Today, most will opt for a more aesthetic alternative to IRC. Namely, Slack—a chat-based team communication tool. The best part? You can create a Slackbot with substantially fewer roadblocks.

I’ll try not to make assumptions on the technologies you may or may not have on your machine here. So let’s go ahead and start from scratch. If you already have any or all of following downloaded, you’re ahead of the game!


1. Install Node.js and npm

Go to, Click ‘install’, and run through the install process.

You should be able to use the following:

curl -sL | sudo -E bash -
sudo apt-get install -y nodejs

More at

Go ahead the download the Windows binary

2. Create a Github account ( and download git (

3. Clone this repository by using the following command in your terminal:

git clone

4. Create an account and download Heroku on your machine

Pheew. Now that we have all that installed, on with the tutorial!


Add Slack Tokens to App

1. Go into your Slack group, click on the caret and then “Configure Integrations” in the dropdown


2. Under ‘All Integrations’ → ‘DIY Integrations & Customizations’, click on ‘Outgoing WebHooks’


3. The next screen should look like the following. Go ahead and click on ‘Add Outgoing WebHooks Integration’


4. Set the channel to the specific channel you would like your slackbot to be active on, and copy the corresponding token (Rest assured, we’ll be able to add our slackbot on multiple channels. We’ll get to that in a bit)


5. Open a terminal and navigate to the directory you cloned and use the following command to create your own file to store environment variables. You should note that your .gitignore includes this .env file.

cat .env.example > .env

6. Next, using a text editor of your choice, open the loudbot directory

7. Open .env and replace the contents of TOKENS with the token you copied from slack. Now I’d promised you could add loudbot to multiple channels. To do this, repeat the above steps to add outgoing webhook integrations for as many channels are you would like. Just remember to copy the corresponding tokens into the TOKENS list in .env.

8. To complete the SLACK_TOKEN field, we’ll have to revisit the Slack ‘Configure Integrations’ page. Under ‘DIY Integrations & Customizations’, there should be a service called ‘Bots’


9. Create a new Bot, name it ‘LOUDBOT’ and copy the ‘API TOKEN’ under Integration Settings into the SLACK_TOKEN field in your .env file.


Deploying Slackbot to Heroku

1.Next we need put loudbot on a server so it can constantly be listening and responding to our Slack messages.

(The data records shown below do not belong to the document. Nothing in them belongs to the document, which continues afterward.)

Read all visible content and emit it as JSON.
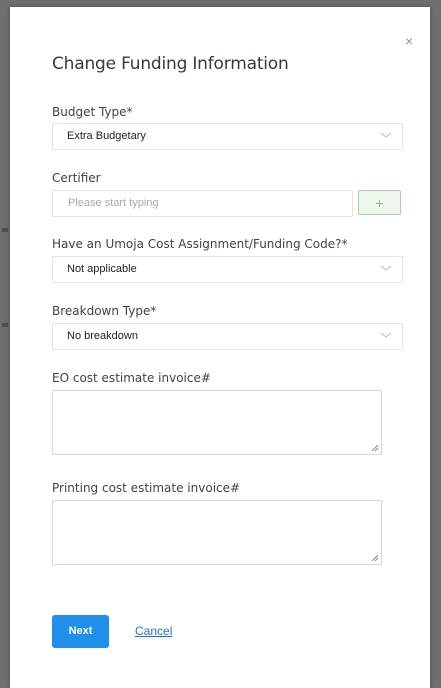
{
  "dialog": {
    "title": "Change Funding Information",
    "close_glyph": "×"
  },
  "budget_type": {
    "label": "Budget Type*",
    "value": "Extra Budgetary"
  },
  "certifier": {
    "label": "Certifier",
    "placeholder": "Please start typing",
    "add_glyph": "+"
  },
  "umoja": {
    "label": "Have an Umoja Cost Assignment/Funding Code?*",
    "value": "Not applicable"
  },
  "breakdown": {
    "label": "Breakdown Type*",
    "value": "No breakdown"
  },
  "eo_invoice": {
    "label": "EO cost estimate invoice#",
    "value": ""
  },
  "printing_invoice": {
    "label": "Printing cost estimate invoice#",
    "value": ""
  },
  "actions": {
    "next_label": "Next",
    "cancel_label": "Cancel"
  },
  "icons": {
    "close": "close-icon",
    "chevron": "chevron-down-icon",
    "add": "plus-icon",
    "resize": "resize-grip-icon"
  },
  "colors": {
    "primary": "#1f8fea",
    "link": "#1f73d6",
    "add_border": "#a9cfa9",
    "overlay": "#6f6f6f"
  }
}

2. Create a file entitled ‘Procfile’ without a file extension. This is the file that tells Heroku what commands to use to run your application. The contents of the file are a single line that should be the following:


3. Finally, in your terminal, within your loudbot repository, run the following Heroku commands.

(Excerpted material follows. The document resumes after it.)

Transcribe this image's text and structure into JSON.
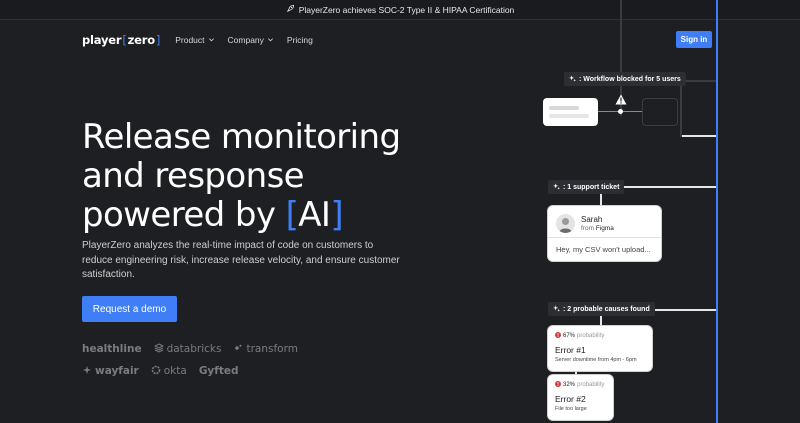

heroku create

This will create a new heroku app (note you can only have a max of 5 heroku apps on the free plan). Git remotes are references to remote repositories and this command will also create a git remote you can reference as ‘heroku’ on the command line.

git add
git commit -m "my commit message"

These are git commands for that’ll help track your changes to the app. They will commit your changes to your local directory, in preparation for deploying your app to Heroku.

git push heroku master

This will actually push your app to Heroku.

And there you have it—your app is live. LOUDBOT learns from your shouting and you can talk with LOUDBOT in any channel it is active in using all-caps. Enjoy!